ASSIGNED TASK. Repeat every entry below exactly as given.

........

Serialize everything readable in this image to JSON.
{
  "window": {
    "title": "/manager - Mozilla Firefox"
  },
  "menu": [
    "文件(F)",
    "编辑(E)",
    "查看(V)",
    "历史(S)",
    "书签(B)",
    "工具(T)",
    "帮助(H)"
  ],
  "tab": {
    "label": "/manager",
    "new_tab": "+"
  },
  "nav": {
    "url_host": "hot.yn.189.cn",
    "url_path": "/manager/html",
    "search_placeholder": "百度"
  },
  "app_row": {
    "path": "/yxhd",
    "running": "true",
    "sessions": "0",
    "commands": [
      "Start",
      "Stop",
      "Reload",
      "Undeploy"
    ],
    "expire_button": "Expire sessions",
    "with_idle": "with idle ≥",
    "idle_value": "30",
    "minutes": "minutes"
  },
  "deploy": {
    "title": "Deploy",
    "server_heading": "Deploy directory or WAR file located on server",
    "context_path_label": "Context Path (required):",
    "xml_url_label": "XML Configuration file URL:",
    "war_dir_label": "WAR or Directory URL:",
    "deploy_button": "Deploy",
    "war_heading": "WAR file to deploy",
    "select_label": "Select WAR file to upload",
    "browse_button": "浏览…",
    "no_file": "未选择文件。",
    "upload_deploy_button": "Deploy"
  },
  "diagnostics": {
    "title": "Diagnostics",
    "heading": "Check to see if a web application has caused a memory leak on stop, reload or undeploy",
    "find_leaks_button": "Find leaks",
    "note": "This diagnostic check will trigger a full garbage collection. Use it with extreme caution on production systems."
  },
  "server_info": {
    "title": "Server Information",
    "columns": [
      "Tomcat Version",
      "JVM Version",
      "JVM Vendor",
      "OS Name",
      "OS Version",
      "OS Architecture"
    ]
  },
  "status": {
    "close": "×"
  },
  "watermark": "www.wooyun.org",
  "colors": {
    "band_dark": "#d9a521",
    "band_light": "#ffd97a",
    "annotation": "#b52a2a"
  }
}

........

YOUR RESPONSE.
Serialize everything readable in this image to JSON.
{
  "window": {
    "title": "/manager - Mozilla Firefox"
  },
  "menu": [
    "文件(F)",
    "编辑(E)",
    "查看(V)",
    "历史(S)",
    "书签(B)",
    "工具(T)",
    "帮助(H)"
  ],
  "tab": {
    "label": "/manager",
    "new_tab": "+"
  },
  "nav": {
    "url_host": "hot.yn.189.cn",
    "url_path": "/manager/html",
    "search_placeholder": "百度"
  },
  "app_row": {
    "path": "/yxhd",
    "running": "true",
    "sessions": "0",
    "commands": [
      "Start",
      "Stop",
      "Reload",
      "Undeploy"
    ],
    "expire_button": "Expire sessions",
    "with_idle": "with idle ≥",
    "idle_value": "30",
    "minutes": "minutes"
  },
  "deploy": {
    "title": "Deploy",
    "server_heading": "Deploy directory or WAR file located on server",
    "context_path_label": "Context Path (required):",
    "xml_url_label": "XML Configuration file URL:",
    "war_dir_label": "WAR or Directory URL:",
    "deploy_button": "Deploy",
    "war_heading": "WAR file to deploy",
    "select_label": "Select WAR file to upload",
    "browse_button": "浏览…",
    "no_file": "未选择文件。",
    "upload_deploy_button": "Deploy"
  },
  "diagnostics": {
    "title": "Diagnostics",
    "heading": "Check to see if a web application has caused a memory leak on stop, reload or undeploy",
    "find_leaks_button": "Find leaks",
    "note": "This diagnostic check will trigger a full garbage collection. Use it with extreme caution on production systems."
  },
  "server_info": {
    "title": "Server Information",
    "columns": [
      "Tomcat Version",
      "JVM Version",
      "JVM Vendor",
      "OS Name",
      "OS Version",
      "OS Architecture"
    ]
  },
  "status": {
    "close": "×"
  },
  "watermark": "www.wooyun.org",
  "colors": {
    "band_dark": "#d9a521",
    "band_light": "#ffd97a",
    "annotation": "#b52a2a"
  }
}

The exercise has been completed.